In the opening frames of Marwencol, a man with a camera crouches in the grass. Elbowing forward, he trains his lens on his subjects, which turn out to be " G.I. Joe action figures? In a film about finding your balance, it's a fitting moment of instability, raising the question of whether our lensman is an artist, history buff or just some dude whose brain turned to gumbo long ago. All three, as it turns out: Beaten and left for dead years before outside a bar in Kingston, New York, Jeff Hogancamp emerged from a coma nine days later without his memory, identity and his lifelong addiction to alcohol. To recover himself, perhaps even to survive, Hogancamp created an alter ego in the figure of a 1/6 scale military doll, then set about constructing an alternate universe in the form of a miniature World War II-era Belgian village. Complete with church, military vehicles and a dollhouse bar, today the village of Marwencol is bursting with Barbie dolls to keep Hogancamp's hero company, a kind of private, mildly perverse variation on the Adam's rib story.

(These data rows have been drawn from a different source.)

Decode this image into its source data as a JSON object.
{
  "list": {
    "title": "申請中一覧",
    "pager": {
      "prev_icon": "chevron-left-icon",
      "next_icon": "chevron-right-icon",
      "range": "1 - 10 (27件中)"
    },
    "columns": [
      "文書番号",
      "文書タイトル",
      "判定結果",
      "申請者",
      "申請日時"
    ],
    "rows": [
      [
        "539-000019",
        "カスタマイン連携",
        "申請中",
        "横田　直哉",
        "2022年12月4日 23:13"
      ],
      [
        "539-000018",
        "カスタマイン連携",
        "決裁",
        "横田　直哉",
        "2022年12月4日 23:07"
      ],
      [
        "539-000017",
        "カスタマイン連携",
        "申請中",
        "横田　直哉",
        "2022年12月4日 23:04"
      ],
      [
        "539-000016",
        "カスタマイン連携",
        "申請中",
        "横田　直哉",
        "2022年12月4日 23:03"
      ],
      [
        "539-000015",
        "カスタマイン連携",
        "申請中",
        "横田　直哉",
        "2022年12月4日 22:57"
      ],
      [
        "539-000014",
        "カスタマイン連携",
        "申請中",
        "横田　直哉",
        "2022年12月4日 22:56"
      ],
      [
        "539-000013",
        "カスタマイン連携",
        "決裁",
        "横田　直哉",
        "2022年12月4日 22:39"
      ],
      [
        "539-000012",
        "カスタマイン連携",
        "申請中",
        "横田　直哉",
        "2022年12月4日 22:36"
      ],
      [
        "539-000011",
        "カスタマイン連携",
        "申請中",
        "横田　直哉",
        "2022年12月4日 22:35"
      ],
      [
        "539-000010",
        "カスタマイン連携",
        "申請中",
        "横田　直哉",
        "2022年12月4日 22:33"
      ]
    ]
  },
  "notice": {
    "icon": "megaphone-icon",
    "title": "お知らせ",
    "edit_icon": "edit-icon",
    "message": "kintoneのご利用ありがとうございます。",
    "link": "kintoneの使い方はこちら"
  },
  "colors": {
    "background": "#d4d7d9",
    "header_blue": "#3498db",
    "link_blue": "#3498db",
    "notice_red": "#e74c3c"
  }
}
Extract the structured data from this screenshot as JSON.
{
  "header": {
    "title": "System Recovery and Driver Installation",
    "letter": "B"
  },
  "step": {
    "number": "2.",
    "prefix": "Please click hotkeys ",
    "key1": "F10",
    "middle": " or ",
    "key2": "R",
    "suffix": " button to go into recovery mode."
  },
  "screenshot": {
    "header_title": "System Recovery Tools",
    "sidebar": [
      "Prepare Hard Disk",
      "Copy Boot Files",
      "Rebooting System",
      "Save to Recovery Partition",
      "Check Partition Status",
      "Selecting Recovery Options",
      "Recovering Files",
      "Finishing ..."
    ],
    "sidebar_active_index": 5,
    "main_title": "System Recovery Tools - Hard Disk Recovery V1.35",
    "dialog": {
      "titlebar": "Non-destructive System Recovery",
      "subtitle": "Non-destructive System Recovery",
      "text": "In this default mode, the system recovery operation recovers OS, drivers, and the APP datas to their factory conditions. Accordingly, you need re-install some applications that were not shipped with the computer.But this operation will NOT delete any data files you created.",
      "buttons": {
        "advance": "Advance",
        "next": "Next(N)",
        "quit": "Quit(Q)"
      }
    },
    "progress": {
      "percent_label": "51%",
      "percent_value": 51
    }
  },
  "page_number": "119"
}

Into Hogancamp's backyard fantasy Marwencol carefully treads. Peeling away the story like a surgeon undressing a wound, director Jeff Malmberg traces the damaged manner in which Hogancamp BRING's his military scenes to life. As the village of Marwencol unfolds in miniature, so do the elements of Hogancamp's life before his attack, each narrative " true and imagined " informing the other until the nature of what's real is called into question. Containing elements of both Inglourious Basterds and Rain Man, Marwencol is the film Quentin Tarantino would make if he directed a stop-action film featuring dolls. Yet Hogancamp is an auteur without irony, a man who walks his miniature Jeep on a leash to keep it looking worn and authentic " a fitting anecdote for a story about finding your way when your wayfaring abilities have been taken from you.

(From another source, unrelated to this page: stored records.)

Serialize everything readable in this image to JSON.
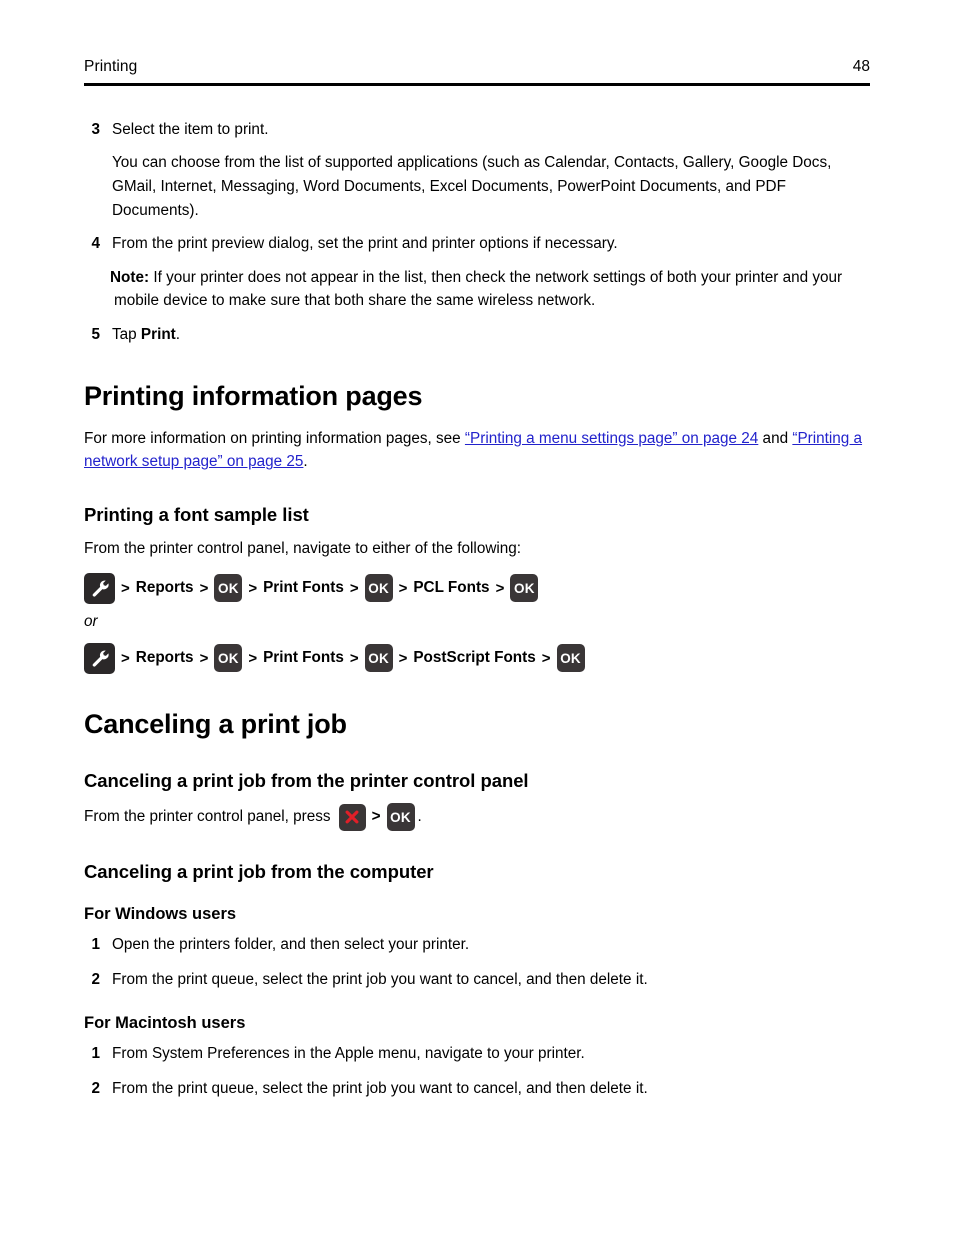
{
  "header": {
    "title": "Printing",
    "page_number": "48"
  },
  "steps_top": [
    {
      "number": "3",
      "text": "Select the item to print.",
      "detail": "You can choose from the list of supported applications (such as Calendar, Contacts, Gallery, Google Docs, GMail, Internet, Messaging, Word Documents, Excel Documents, PowerPoint Documents, and PDF Documents)."
    },
    {
      "number": "4",
      "text": "From the print preview dialog, set the print and printer options if necessary.",
      "note_label": "Note:",
      "note_text": " If your printer does not appear in the list, then check the network settings of both your printer and your mobile device to make sure that both share the same wireless network."
    },
    {
      "number": "5",
      "text_before": "Tap ",
      "text_bold": "Print",
      "text_after": "."
    }
  ],
  "section_info_pages": {
    "heading": "Printing information pages",
    "intro_before": "For more information on printing information pages, see ",
    "link1": "“Printing a menu settings page” on page 24",
    "between": " and ",
    "link2": "“Printing a network setup page” on page 25",
    "intro_after": "."
  },
  "section_font_sample": {
    "heading": "Printing a font sample list",
    "intro": "From the printer control panel, navigate to either of the following:",
    "or_label": "or",
    "path1": {
      "icon_start": "wrench-icon",
      "separator": ">",
      "items": [
        {
          "type": "label",
          "text": "Reports"
        },
        {
          "type": "icon",
          "icon": "ok-icon",
          "text": "OK"
        },
        {
          "type": "label",
          "text": "Print Fonts"
        },
        {
          "type": "icon",
          "icon": "ok-icon",
          "text": "OK"
        },
        {
          "type": "label",
          "text": "PCL Fonts"
        },
        {
          "type": "icon",
          "icon": "ok-icon",
          "text": "OK"
        }
      ]
    },
    "path2": {
      "icon_start": "wrench-icon",
      "separator": ">",
      "items": [
        {
          "type": "label",
          "text": "Reports"
        },
        {
          "type": "icon",
          "icon": "ok-icon",
          "text": "OK"
        },
        {
          "type": "label",
          "text": "Print Fonts"
        },
        {
          "type": "icon",
          "icon": "ok-icon",
          "text": "OK"
        },
        {
          "type": "label",
          "text": "PostScript Fonts"
        },
        {
          "type": "icon",
          "icon": "ok-icon",
          "text": "OK"
        }
      ]
    }
  },
  "section_cancel": {
    "heading": "Canceling a print job",
    "control_panel": {
      "heading": "Canceling a print job from the printer control panel",
      "lead_text": "From the printer control panel, press",
      "cancel_icon": "cancel-x-icon",
      "separator": ">",
      "ok_icon": "ok-icon",
      "ok_text": "OK",
      "trailing": "."
    },
    "computer": {
      "heading": "Canceling a print job from the computer",
      "windows": {
        "heading": "For Windows users",
        "steps": [
          {
            "number": "1",
            "text": "Open the printers folder, and then select your printer."
          },
          {
            "number": "2",
            "text": "From the print queue, select the print job you want to cancel, and then delete it."
          }
        ]
      },
      "macintosh": {
        "heading": "For Macintosh users",
        "steps": [
          {
            "number": "1",
            "text": "From System Preferences in the Apple menu, navigate to your printer."
          },
          {
            "number": "2",
            "text": "From the print queue, select the print job you want to cancel, and then delete it."
          }
        ]
      }
    }
  },
  "colors": {
    "link": "#2222cc",
    "icon_background": "#3a3637",
    "icon_background_dark": "#2b2829",
    "cancel_red": "#e01f28",
    "text": "#000000"
  }
}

Hogancamp's actual relationships, which inform his storylines in Marwencol, are painfully superficial and immature. His dolls provide everything he can't experience in real life. The starkest example is his infatuation with his married neighbor Colleen " the col, incidentally, in Marwencol. When Hogancamp's fantasies about Colleen go too far in his village, he proudly reports them to Colleen who, reacting with understandable unease, finds her doll purged from the village in the strangest of ways. Hogancamp, caught between his need for therapeutic play and his need for real-life friends, calls himself an "elephant left in charge of the peanuts." Leave it to Hogancamp to say it best; he usually does.
The story peaks with the arrival of the S.S. in the toy village just as Hogancamp begins attracting attention for his photography. If Marwencol the village is play therapy, Hogancamp's still photos are art of the most exquisite sort, capturing a level of emotion often absent from standard documentary photography. Will Hogancamp survive his first exhibit at a gallery? What will become of his backyard village? Marewencol is a film about identity, survival and coping with severe trauma " and ultimately, most satisfyingly, about the nature of art.

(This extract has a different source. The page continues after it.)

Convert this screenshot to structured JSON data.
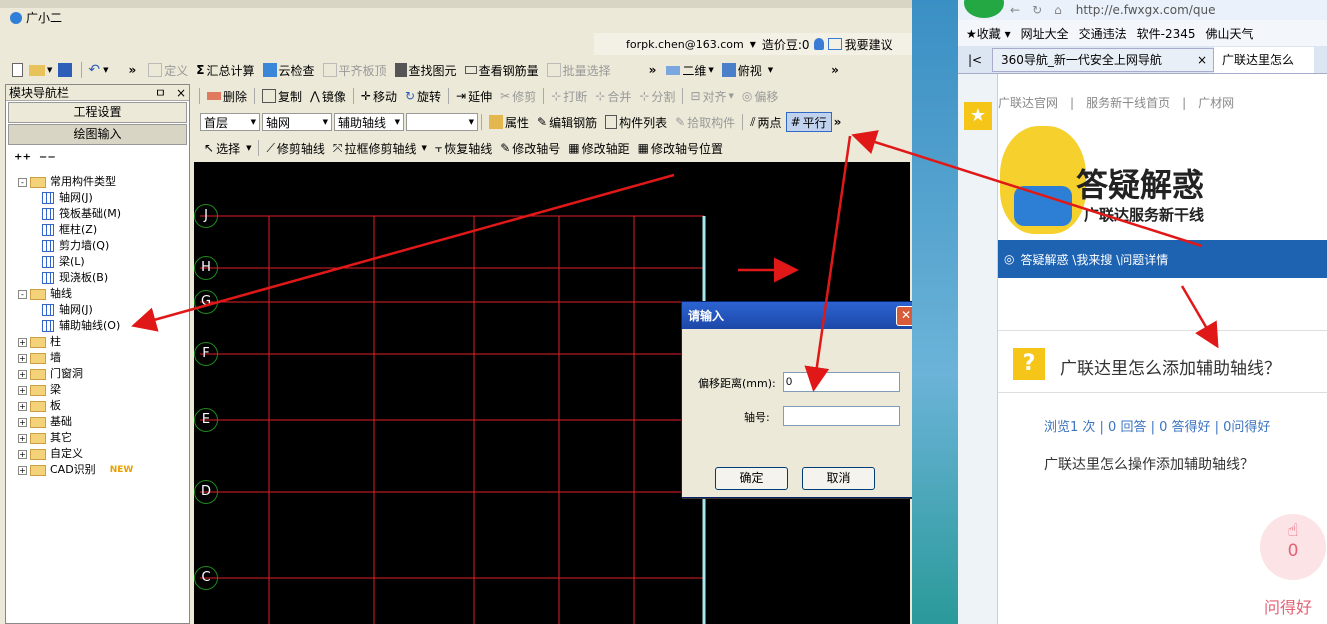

Marwencol withholds a crucial aspect of Hogancamp's life until very late in the film, a risky gambit that may appear evasive to some. The revelation, in fact, mirrors Hogancamp's own struggle to confront the very aspects in himself that led to his beating. The documentary is a knot of unanswered questions. What happened to his wife? How can Hogancamp possibly afford to make military doll art all day, when his hospital stay was cut short due to insufficient funds? We come to realize that such details don't count for much. Hogancamp's life in miniature is every bit as tragic and sad, as triumphant and audacious, as anything in real life.
Marwencol opens Friday, Feb. 18, at the Bijou.